So my words – maybe not wisdom, but my experience – to those who aspire to statistics if not longevity – is to please yourself. Blog because you have something you want to say. Blog persistently, even if you don’t particularly have something to say; something trivial that interests you may interest others. Every now and then AdventureMan will hoot with laughter; he will Google something and one of my entries will end up being in the first three or four references. It’s not that I’m good, it’s that I published, even on something obscure, like the African tribe, the Lemba, who claim to have the Ark of the Covenant.
There are times I don’t feel like blogging; we all have those feelings at some time. It’s your blog. You can blog or not as you please. If you don’t feel like blogging today, you might have some inspiration tomorrow.
For me, this all started as I read some letters I had written from Tunisia, with episodes and events I no longer even remember. They came back to me in such vividness as I read that I wanted to find a way to write a little about my daily life in a way that down the road I could look back and wonder at how so many interesting things had happened that I had forgotten. Sadly . . . it’s already happening, there are stories from Kuwait and Qatar that I’ve already forgotten, but that they are written here.
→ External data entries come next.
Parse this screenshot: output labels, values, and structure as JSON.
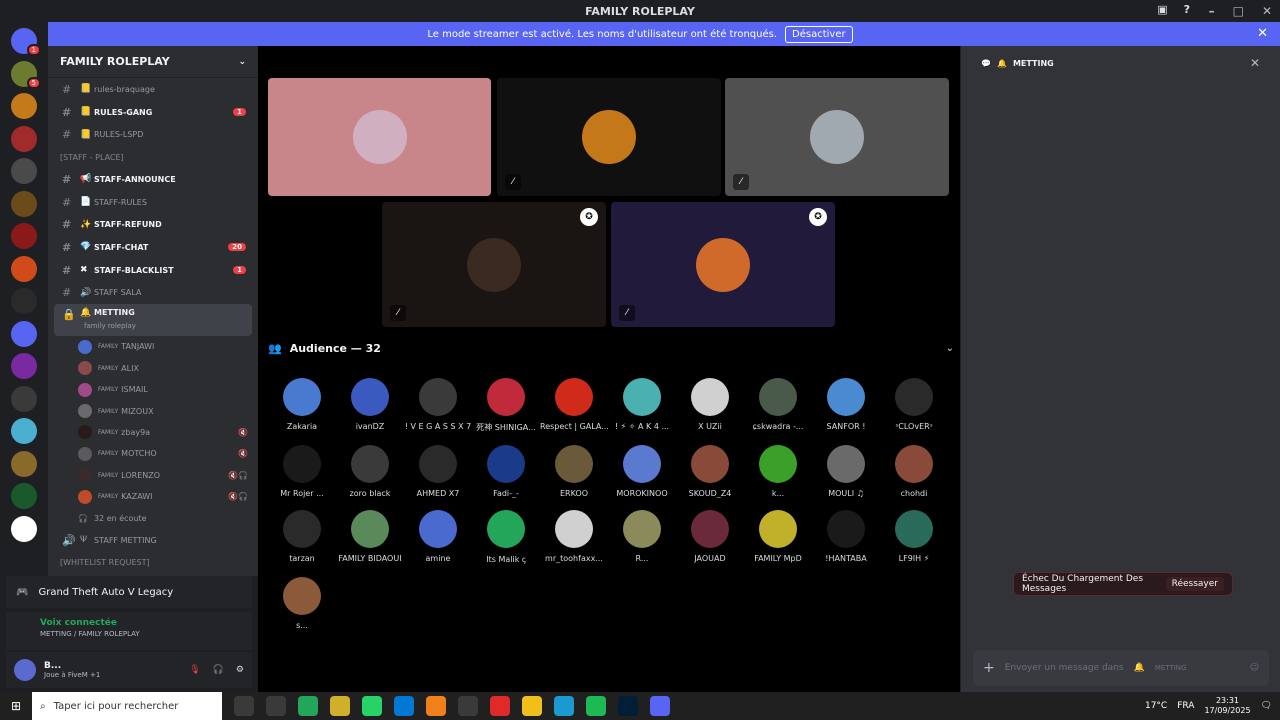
{
  "window": {
    "title": "FAMILY ROLEPLAY"
  },
  "banner": {
    "text": "Le mode streamer est activé. Les noms d'utilisateur ont été tronqués.",
    "button": "Désactiver"
  },
  "servers": [
    {
      "color": "#5865f2",
      "badge": "1"
    },
    {
      "color": "#6b7b2f",
      "badge": "5"
    },
    {
      "color": "#c47a1a",
      "badge": ""
    },
    {
      "color": "#a12a2a",
      "badge": ""
    },
    {
      "color": "#4a4a4a",
      "badge": ""
    },
    {
      "color": "#6b4b1a",
      "badge": ""
    },
    {
      "color": "#8a1a1a",
      "badge": ""
    },
    {
      "color": "#d04a1a",
      "badge": ""
    },
    {
      "color": "#2a2a2a",
      "badge": ""
    },
    {
      "color": "#5865f2",
      "badge": ""
    },
    {
      "color": "#7a2aa0",
      "badge": ""
    },
    {
      "color": "#3a3a3a",
      "badge": ""
    },
    {
      "color": "#4ab0d0",
      "badge": ""
    },
    {
      "color": "#8a6a2a",
      "badge": ""
    },
    {
      "color": "#1a5a2a",
      "badge": ""
    },
    {
      "color": "#ffffff",
      "badge": ""
    }
  ],
  "guild": {
    "name": "FAMILY ROLEPLAY"
  },
  "channels": [
    {
      "label": "rules-braquage",
      "icon": "📒",
      "bold": false,
      "badge": ""
    },
    {
      "label": "RULES-GANG",
      "icon": "📒",
      "bold": true,
      "badge": "1"
    },
    {
      "label": "RULES-LSPD",
      "icon": "📒",
      "bold": false,
      "badge": ""
    }
  ],
  "category_staff": "[STAFF - PLACE]",
  "staff_channels": [
    {
      "label": "STAFF-ANNOUNCE",
      "icon": "📢",
      "bold": true,
      "badge": ""
    },
    {
      "label": "STAFF-RULES",
      "icon": "📄",
      "bold": false,
      "badge": ""
    },
    {
      "label": "STAFF-REFUND",
      "icon": "✨",
      "bold": true,
      "badge": ""
    },
    {
      "label": "STAFF-CHAT",
      "icon": "💎",
      "bold": true,
      "badge": "20"
    },
    {
      "label": "STAFF-BLACKLIST",
      "icon": "✖",
      "bold": true,
      "badge": "1"
    },
    {
      "label": "STAFF SALA",
      "icon": "🔊",
      "bold": false,
      "badge": ""
    }
  ],
  "selected_channel": {
    "label": "METTING",
    "sub": "family roleplay"
  },
  "voice_users": [
    {
      "name": "TANJAWI",
      "prefix": "FAMILY",
      "color": "#4a6ad0",
      "mic": ""
    },
    {
      "name": "ALIX",
      "prefix": "FAMILY",
      "color": "#8a4a4a",
      "mic": ""
    },
    {
      "name": "ISMAIL",
      "prefix": "FAMILY",
      "color": "#a04a8a",
      "mic": ""
    },
    {
      "name": "MIZOUX",
      "prefix": "FAMILY",
      "color": "#6a6a6a",
      "mic": ""
    },
    {
      "name": "zbay9a",
      "prefix": "FAMILY",
      "color": "#2a1a1a",
      "mic": "🔇"
    },
    {
      "name": "MOTCHO",
      "prefix": "FAMILY",
      "color": "#5a5a5a",
      "mic": "🔇"
    },
    {
      "name": "LORENZO",
      "prefix": "FAMILY",
      "color": "#3a2a2a",
      "mic": "🔇🎧"
    },
    {
      "name": "KAZAWI",
      "prefix": "FAMILY",
      "color": "#c04a2a",
      "mic": "🔇🎧"
    }
  ],
  "listening": "32 en écoute",
  "staff_metting": "STAFF METTING",
  "category_whitelist": "[WHITELIST REQUEST]",
  "game": {
    "title": "Grand Theft Auto V Legacy"
  },
  "voice": {
    "status": "Voix connectée",
    "location": "METTING / FAMILY ROLEPLAY"
  },
  "me": {
    "name": "B...",
    "status": "Joue à FiveM +1"
  },
  "stage_tiles": [
    {
      "bg": "#c9868a",
      "av": "#d0b0c0",
      "mute": false,
      "stream": false
    },
    {
      "bg": "#101010",
      "av": "#c4781a",
      "mute": true,
      "stream": false
    },
    {
      "bg": "#505050",
      "av": "#a0a8b0",
      "mute": true,
      "stream": false
    },
    {
      "bg": "#1a1512",
      "av": "#3a2a20",
      "mute": true,
      "stream": true
    },
    {
      "bg": "#221a3a",
      "av": "#d06a2a",
      "mute": true,
      "stream": true
    }
  ],
  "audience": {
    "title": "Audience — 32",
    "members": [
      {
        "n": "Zakaria",
        "c": "#4a7ad0"
      },
      {
        "n": "ivanDZ",
        "c": "#3a5ac0"
      },
      {
        "n": "! V E G A S S X 7",
        "c": "#3a3a3a"
      },
      {
        "n": "死神 SHINIGA...",
        "c": "#c02a3a"
      },
      {
        "n": "Respect | GALA...",
        "c": "#d02a1a"
      },
      {
        "n": "! ⚡ ✧ A K 4 ...",
        "c": "#4ab0b0"
      },
      {
        "n": "X UZii",
        "c": "#d0d0d0"
      },
      {
        "n": "ɕskwadra -...",
        "c": "#4a5a4a"
      },
      {
        "n": "SANFOR !",
        "c": "#4a8ad0"
      },
      {
        "n": "ˢCLOᴠERˢ",
        "c": "#2a2a2a"
      },
      {
        "n": "Mr Rojer ...",
        "c": "#1a1a1a"
      },
      {
        "n": "zoro black",
        "c": "#3a3a3a"
      },
      {
        "n": "AHMED X7",
        "c": "#2a2a2a"
      },
      {
        "n": "Fadi-_-",
        "c": "#1a3a8a"
      },
      {
        "n": "ERKOO",
        "c": "#6a5a3a"
      },
      {
        "n": "MOROKINOO",
        "c": "#5a7ad0"
      },
      {
        "n": "SKOUD_Z4",
        "c": "#8a4a3a"
      },
      {
        "n": "k...",
        "c": "#3aa02a"
      },
      {
        "n": "MOULI ♫",
        "c": "#6a6a6a"
      },
      {
        "n": "chohdi",
        "c": "#8a4a3a"
      },
      {
        "n": "tarzan",
        "c": "#2a2a2a"
      },
      {
        "n": "FAMILY BIDAOUI",
        "c": "#5a8a5a"
      },
      {
        "n": "amine",
        "c": "#4a6ad0"
      },
      {
        "n": "Its Malik ꞔ",
        "c": "#23a55a"
      },
      {
        "n": "mr_toohfaxx...",
        "c": "#d0d0d0"
      },
      {
        "n": "R...",
        "c": "#8a8a5a"
      },
      {
        "n": "JAOUAD",
        "c": "#6a2a3a"
      },
      {
        "n": "FAMILY MpD",
        "c": "#c0b02a"
      },
      {
        "n": "!HANTABA",
        "c": "#1a1a1a"
      },
      {
        "n": "LF9IH ⚡",
        "c": "#2a6a5a"
      },
      {
        "n": "s...",
        "c": "#8a5a3a"
      }
    ]
  },
  "right": {
    "channel": "METTING",
    "error": "Échec Du Chargement Des Messages",
    "retry": "Réessayer",
    "placeholder": "Envoyer un message dans",
    "channel_small": "METTING"
  },
  "taskbar": {
    "search": "Taper ici pour rechercher",
    "temp": "17°C",
    "lang": "FRA",
    "time": "23:31",
    "date": "17/09/2025"
  }
}
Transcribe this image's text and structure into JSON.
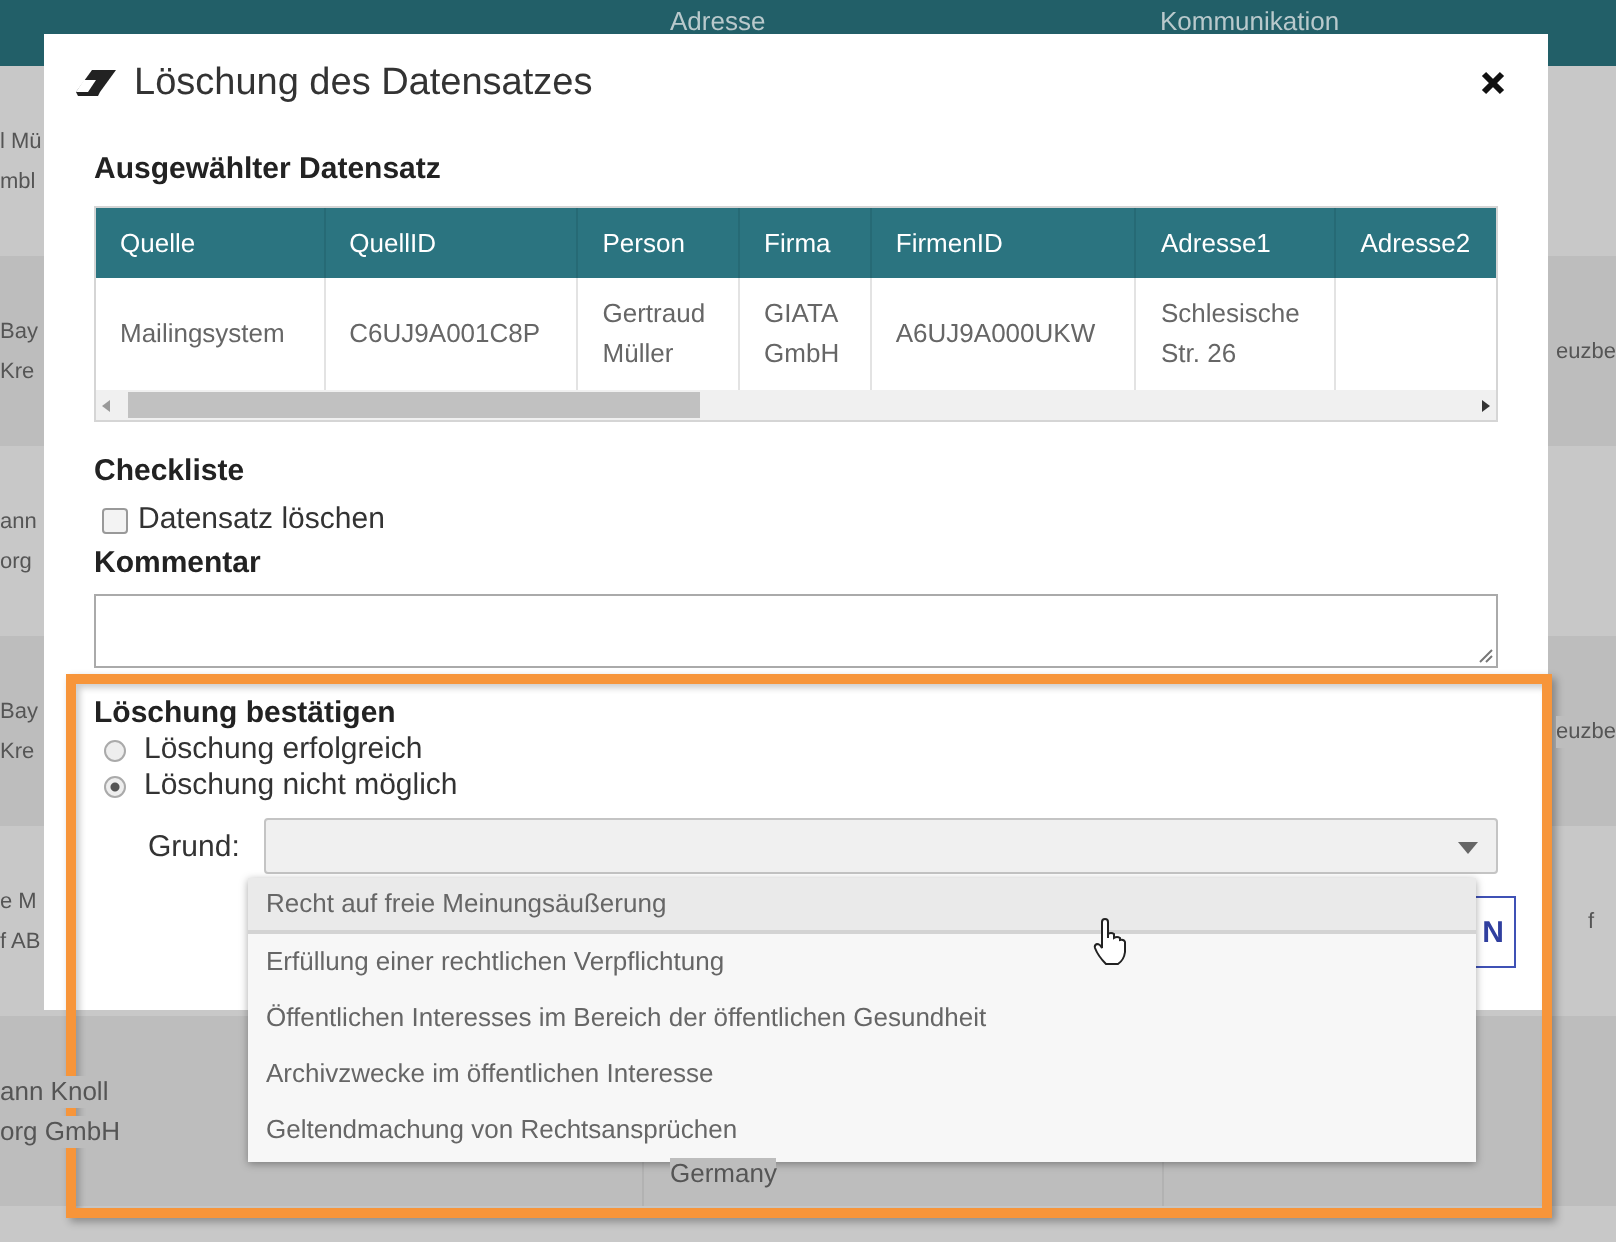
{
  "background_table": {
    "columns": [
      {
        "label": "Adresse"
      },
      {
        "label": "Kommunikation"
      }
    ],
    "rows": [
      {
        "column_1": [
          "l Mü",
          "mbl"
        ]
      },
      {
        "column_1": [
          "Bay",
          "Kre"
        ],
        "column_3": [
          "euzbe"
        ]
      },
      {
        "column_1": [
          "ann",
          "org"
        ]
      },
      {
        "column_1": [
          "Bay",
          "Kre"
        ],
        "column_3": [
          "euzbe"
        ]
      },
      {
        "column_1": [
          "e M",
          "f AB"
        ],
        "column_3": [
          "f"
        ]
      },
      {
        "column_1": [
          "ann Knoll",
          "org GmbH"
        ],
        "column_2": [
          "Germany"
        ]
      }
    ]
  },
  "dialog": {
    "title": "Löschung des Datensatzes",
    "record_heading": "Ausgewählter Datensatz",
    "record_table": {
      "columns": [
        "Quelle",
        "QuellID",
        "Person",
        "Firma",
        "FirmenID",
        "Adresse1",
        "Adresse2"
      ],
      "rows": [
        [
          "Mailingsystem",
          "C6UJ9A001C8P",
          "Gertraud Müller",
          "GIATA GmbH",
          "A6UJ9A000UKW",
          "Schlesische Str. 26",
          ""
        ]
      ]
    },
    "checklist": {
      "title": "Checkliste",
      "items": [
        {
          "label": "Datensatz löschen",
          "checked": false
        }
      ]
    },
    "comment": {
      "label": "Kommentar"
    },
    "confirmation": {
      "title": "Löschung bestätigen",
      "options": [
        {
          "label": "Löschung erfolgreich",
          "selected": false
        },
        {
          "label": "Löschung nicht möglich",
          "selected": true
        }
      ],
      "reason_label": "Grund:",
      "reason_dropdown": {
        "expanded": true,
        "options": [
          {
            "label": "Recht auf freie Meinungsäußerung",
            "highlighted": true
          },
          {
            "label": "Erfüllung einer rechtlichen Verpflichtung",
            "highlighted": false
          },
          {
            "label": "Öffentlichen Interesses im Bereich der öffentlichen Gesundheit",
            "highlighted": false
          },
          {
            "label": "Archivzwecke im öffentlichen Interesse",
            "highlighted": false
          },
          {
            "label": "Geltendmachung von Rechtsansprüchen",
            "highlighted": false
          }
        ]
      }
    },
    "partial_button": "N"
  }
}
Blogging is selfish. You do it because you can and because it fills a need. You can dance as hard as you want, and if you dance for your own joy, you will be happy, but if you are dancing for the attention of others, you will be disappointed. If there are readers now and then who enjoy your writing and come along for the ride, all that is good, but . . . most of them just want to know the benefits of drinking green tea ;-)
Frequent Flyer.com reveals a new survey identifying the fees airline travelers hate the most:
It goes without saying that of the many gripes travelers currently have about flying, the so-called ancillary fees charged by the airlines for, well, everything they can disaggregate from the core service would rank near the top of the most-despised list.
But of the multitude of such fees, which irk travelers the most?
A new survey conducted by Skift shines some light into that dark corner of the travel experience.
According to a poll of 1,000 adults, the most and least reviled airline fees are as follows:
Bag check fees (50.1%)
Seat selection fees (18.4%)
Inflight WiFi fees (12.4%)
Inflight food or beverage fees (9.7%)
Early boarding fees (9.4%)
Although there was general unanimity across age and other groups, there were a few interesting demographic disconnects:
Wealthier travelers were less bothered by bag fees but more bothered by seat-selection fees.
Less wealthy travelers were notably less bothered by inflight meal/drink fees.
Younger flyers were more bothered by inflight WiFi fees.
Travelers 65 years and older were most bothered by inflight meal/drink fees.